In 1957, a Swiss designer created what would become the most popular typeface in history. But like Starbucks many decades later, the shortcomings of Helvetica were only made apparent by its ubiquity. The clean lines of the sans serif font were the darling of mid-century modern design, and it was used everywhere.
The New York City subway uses it for signs. American Apparel, 3M, General Motors, J.C. Penney, Nestlé, Panasonic, Skype, Target, Texaco, Tupperware and Verizon all used it for their logos. The letters of "NASA" on the space shuttle are written in Helvetica.
But it is a product of its times. It doesn’t render well in many digital applications, and for years, graphic designers have had to hack it to make it look better at different sizes. Tech companies began developing their own look-alike typefaces, and Apple moved iOS away from it in 2015.
To address these issues, Helvetica’s license holder Monotype commissioned a new version of the typeface, the biggest update since 1983. Helvetica Now come in multiple versions—Micro for small text like photo captions, Display for large format and Text for everyday use.

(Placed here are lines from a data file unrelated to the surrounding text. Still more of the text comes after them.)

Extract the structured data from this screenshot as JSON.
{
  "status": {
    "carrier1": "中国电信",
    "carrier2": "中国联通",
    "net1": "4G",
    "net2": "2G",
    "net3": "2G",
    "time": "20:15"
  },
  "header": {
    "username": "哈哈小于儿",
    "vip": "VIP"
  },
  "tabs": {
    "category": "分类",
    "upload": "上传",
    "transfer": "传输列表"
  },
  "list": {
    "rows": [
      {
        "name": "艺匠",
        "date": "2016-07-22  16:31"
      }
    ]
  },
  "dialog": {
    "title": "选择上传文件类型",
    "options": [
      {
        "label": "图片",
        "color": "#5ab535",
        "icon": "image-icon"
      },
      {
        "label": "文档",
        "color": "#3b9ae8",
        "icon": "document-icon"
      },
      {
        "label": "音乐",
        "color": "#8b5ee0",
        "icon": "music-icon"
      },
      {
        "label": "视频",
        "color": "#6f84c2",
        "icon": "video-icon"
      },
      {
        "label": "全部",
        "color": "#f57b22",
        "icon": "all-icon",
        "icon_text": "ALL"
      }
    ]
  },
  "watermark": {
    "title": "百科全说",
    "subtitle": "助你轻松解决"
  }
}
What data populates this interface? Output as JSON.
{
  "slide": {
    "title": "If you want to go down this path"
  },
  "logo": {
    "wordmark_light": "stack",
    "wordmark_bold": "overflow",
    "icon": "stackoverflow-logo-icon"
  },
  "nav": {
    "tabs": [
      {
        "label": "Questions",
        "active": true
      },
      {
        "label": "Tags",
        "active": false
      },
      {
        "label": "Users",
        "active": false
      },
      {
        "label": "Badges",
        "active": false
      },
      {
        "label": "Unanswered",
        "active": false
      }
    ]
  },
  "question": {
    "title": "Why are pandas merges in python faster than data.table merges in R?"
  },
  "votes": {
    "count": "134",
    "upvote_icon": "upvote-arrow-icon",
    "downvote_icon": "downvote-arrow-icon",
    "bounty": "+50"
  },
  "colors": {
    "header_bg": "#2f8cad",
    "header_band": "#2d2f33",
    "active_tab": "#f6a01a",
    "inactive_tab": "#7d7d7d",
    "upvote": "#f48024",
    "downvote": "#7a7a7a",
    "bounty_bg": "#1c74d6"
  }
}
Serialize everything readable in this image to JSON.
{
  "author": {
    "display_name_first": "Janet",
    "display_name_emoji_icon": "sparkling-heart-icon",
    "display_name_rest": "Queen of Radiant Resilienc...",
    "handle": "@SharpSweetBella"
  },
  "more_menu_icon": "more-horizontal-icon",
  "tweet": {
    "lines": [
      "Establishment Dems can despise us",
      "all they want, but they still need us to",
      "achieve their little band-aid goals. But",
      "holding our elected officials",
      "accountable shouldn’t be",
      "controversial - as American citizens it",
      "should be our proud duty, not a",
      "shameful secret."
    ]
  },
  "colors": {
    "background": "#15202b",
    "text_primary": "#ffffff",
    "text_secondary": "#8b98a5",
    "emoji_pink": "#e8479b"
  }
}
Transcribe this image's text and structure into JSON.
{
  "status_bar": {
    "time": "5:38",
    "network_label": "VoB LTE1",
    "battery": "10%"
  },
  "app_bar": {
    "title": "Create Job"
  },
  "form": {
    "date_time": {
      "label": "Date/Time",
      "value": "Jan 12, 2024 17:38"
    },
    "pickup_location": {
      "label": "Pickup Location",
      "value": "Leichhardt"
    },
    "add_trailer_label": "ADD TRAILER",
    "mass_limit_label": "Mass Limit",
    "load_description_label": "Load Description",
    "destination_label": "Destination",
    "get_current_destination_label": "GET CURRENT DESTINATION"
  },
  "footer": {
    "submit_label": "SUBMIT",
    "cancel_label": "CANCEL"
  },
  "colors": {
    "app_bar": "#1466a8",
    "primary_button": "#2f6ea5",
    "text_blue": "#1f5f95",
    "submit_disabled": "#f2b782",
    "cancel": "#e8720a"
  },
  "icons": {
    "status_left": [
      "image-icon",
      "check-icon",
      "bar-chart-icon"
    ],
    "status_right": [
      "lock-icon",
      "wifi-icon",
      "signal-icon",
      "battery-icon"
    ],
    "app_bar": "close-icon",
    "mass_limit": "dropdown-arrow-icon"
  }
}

Each version is now more legible on modern screens and devices, but the update also brings back some of the quaint affectations designers originally liked about Helvetica, like a lowercase “a” formed around a single open space.
Fans of the update can license it, like many other fonts, to use wherever they want.